In this post, Titilope F. Ajayi from the University of Ghana builds on a recent CIHA Blog series (with posts by Uduak Amimo, Washington Post and Professor Cecelia Lynch) that looked at problematic reporting of Africa by the New York Times.
Guest Post by: Titilope F. Ajayi, University of Ghana – Legon
Rather serendipitously, I happened to watch the late great Komla Dumor’s TEDTalk on telling stories about Africa on what would have been his 47th birthday anniversary. Earlier that day, I had stumbled on a Facebook post about a New York Times piece on obesity in Ghana by two American journalists. I would not be doing justice to Komla’s memory if I did not respond to the latter.
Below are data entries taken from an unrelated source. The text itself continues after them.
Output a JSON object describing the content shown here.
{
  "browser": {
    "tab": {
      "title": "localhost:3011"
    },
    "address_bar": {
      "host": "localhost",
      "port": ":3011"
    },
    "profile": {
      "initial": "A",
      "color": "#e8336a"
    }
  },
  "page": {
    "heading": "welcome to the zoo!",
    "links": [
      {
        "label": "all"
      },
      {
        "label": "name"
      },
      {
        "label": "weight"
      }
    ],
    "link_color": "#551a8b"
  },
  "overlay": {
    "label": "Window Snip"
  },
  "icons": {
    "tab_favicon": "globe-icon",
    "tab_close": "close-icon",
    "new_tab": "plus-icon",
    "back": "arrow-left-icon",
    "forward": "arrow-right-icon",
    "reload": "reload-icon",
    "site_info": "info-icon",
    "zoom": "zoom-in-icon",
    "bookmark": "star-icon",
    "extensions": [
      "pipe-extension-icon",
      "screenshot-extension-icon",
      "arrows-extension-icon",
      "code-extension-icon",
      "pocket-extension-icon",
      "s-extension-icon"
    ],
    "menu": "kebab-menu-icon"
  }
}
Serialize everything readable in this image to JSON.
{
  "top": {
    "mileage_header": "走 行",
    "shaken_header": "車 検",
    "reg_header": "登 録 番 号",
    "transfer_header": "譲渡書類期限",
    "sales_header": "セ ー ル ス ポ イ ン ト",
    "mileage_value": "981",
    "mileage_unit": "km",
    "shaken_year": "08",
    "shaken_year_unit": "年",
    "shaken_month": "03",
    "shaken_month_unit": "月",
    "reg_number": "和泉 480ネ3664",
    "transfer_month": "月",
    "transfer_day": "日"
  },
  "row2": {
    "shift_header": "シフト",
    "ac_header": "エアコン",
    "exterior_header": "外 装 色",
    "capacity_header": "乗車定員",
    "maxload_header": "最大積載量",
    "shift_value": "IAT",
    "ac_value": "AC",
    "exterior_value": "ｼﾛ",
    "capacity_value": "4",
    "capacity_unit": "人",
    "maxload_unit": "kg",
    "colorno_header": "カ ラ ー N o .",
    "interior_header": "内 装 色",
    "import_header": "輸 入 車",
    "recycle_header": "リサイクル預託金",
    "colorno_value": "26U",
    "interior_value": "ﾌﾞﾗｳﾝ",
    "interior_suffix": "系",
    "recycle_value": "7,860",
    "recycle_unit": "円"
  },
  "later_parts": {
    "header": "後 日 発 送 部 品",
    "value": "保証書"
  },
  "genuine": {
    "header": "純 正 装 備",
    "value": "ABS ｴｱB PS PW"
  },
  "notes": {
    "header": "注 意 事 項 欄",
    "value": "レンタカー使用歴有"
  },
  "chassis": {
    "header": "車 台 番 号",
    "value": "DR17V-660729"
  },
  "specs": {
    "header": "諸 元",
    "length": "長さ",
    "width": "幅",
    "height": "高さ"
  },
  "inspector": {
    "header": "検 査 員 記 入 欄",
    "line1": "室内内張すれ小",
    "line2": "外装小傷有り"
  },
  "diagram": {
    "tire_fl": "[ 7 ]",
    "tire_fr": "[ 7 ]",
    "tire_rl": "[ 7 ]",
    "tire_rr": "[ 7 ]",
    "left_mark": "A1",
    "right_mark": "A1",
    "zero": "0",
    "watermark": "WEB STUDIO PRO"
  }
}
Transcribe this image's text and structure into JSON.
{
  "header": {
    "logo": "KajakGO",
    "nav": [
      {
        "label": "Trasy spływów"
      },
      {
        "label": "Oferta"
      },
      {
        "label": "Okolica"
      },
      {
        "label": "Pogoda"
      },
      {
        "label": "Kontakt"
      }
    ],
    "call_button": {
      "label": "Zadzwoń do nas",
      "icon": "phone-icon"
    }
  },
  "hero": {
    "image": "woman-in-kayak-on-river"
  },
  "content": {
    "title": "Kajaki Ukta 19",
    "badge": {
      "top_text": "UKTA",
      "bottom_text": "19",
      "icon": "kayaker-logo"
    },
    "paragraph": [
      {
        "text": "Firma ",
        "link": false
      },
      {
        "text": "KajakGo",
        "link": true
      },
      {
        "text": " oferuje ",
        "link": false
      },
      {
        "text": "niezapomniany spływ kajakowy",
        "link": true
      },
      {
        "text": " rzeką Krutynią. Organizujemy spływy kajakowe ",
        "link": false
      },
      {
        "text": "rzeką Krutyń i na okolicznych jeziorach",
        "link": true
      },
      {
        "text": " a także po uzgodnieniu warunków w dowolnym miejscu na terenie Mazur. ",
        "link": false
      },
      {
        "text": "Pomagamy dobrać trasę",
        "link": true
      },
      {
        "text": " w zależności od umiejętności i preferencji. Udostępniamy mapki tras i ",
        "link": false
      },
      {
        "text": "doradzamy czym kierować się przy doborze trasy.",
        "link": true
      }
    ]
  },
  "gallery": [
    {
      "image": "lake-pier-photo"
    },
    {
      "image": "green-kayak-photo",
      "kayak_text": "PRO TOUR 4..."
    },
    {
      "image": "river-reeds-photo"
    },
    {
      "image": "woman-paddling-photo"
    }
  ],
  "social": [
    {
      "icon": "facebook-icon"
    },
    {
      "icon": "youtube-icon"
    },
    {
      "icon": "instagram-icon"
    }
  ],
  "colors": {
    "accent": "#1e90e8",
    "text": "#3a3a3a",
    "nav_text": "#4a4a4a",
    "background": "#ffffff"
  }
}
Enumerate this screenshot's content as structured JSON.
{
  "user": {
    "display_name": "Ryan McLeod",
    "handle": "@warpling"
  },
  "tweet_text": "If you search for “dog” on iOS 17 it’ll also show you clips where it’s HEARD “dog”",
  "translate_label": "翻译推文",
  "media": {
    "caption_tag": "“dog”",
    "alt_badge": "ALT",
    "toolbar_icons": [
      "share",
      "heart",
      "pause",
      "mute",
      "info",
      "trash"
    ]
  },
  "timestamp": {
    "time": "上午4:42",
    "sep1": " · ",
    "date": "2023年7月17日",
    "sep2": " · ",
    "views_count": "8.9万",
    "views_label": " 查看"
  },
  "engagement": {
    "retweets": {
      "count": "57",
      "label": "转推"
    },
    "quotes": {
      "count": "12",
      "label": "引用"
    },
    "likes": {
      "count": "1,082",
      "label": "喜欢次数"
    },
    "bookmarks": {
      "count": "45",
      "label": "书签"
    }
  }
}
At first glance, the New York Times piece reads like a straightforward commentary on a looming obesity crisis in Ghana. Except there is, like much non-African coverage of Africa, a creepy subtext—at its core, the unsubtle intimation that the average Ghanaian is so impoverished, materially and ideologically, that s/he considers a modern convenience and foreign cultural artifact like KFC a status symbol and a vicarious link to a ‘better life’. It’s not just the quote from Dr. Matilda Laar, nutrition expert at the University of Ghana; it’s the selective interviewees and photos and word strings that paint a distorted picture of modern life in Ghana. ‘Sewer-lined city streets’? A handy but worn stereotype. In like vein, the notion of KFC as Eldorado is convenient and emotive, and yet not true of all nine KFC locations or their patrons in Accra—its Marina Mall, Airport City venue being a case in point.
That KFC’s tactics are underhanded is indisputable. Still, the entire piece would be more believable if it were based on empirical research showing what proportions of and profiles of Ghana’s populace who like KFC, how often they go there, what they eat, and why they do so. In the absence of such data, the allusions in this article are no more than abject speculation about the lifeworlds and lifestyles of over 28 million people—constructed from interviews with a select few.
The NYT piece falls short on at least two other grounds. First, the concept of fast food is way more nuanced than the writers portray in a country where quick local meals are easily available from roadside vendors. These foods are also increasingly available from upscale locally-owned outlets serving traditional fodder to a largely upper class clientele. Kelewele (spiced fried plantains), fried yams, hausa koko (spiced millet or corn porridge), and waakye (rice and bean dish served with spicy sauces) are as much “fast food” as (and in some cases healthier than) pizzas, hamburgers, and any item on KFC’s menu.
Related to this, food choices, including KFC and the like, are an acquired taste and very personal ones at that. For every Ghanaian who enjoys KFC, there are likely many others who don’t—myself included. In any case, given Accra’s rising cosmopolitanism, “Ghanaianness” is no longer an easy distinction.
Finally, it’s not terribly polite to caricature a respected president, or tag a head of state as “overweight” when he has given graciously of his time—a privilege rarely reciprocated to African journalists by American leaders.
About the Author
Titilope F. Ajayi is an independent editor, writer, and civil society and gender and security scholar. Currently a PhD student of international affairs at the Legon Centre for International Affairs and Diplomacy, University of Ghana, Legon, Titilope coordinates the portal, http://www.doingaphdinafrica.com/ and writes periodically for the Nonprofit Quarterly and CIHA Blog. She is also a 2017/8 Social Science Research Council Next Generation Social Sciences in Africa Doctoral Fellow. For more, follow her on Twitter: @MataLope
Featured image source: KFC via http://kasapafmonline.com/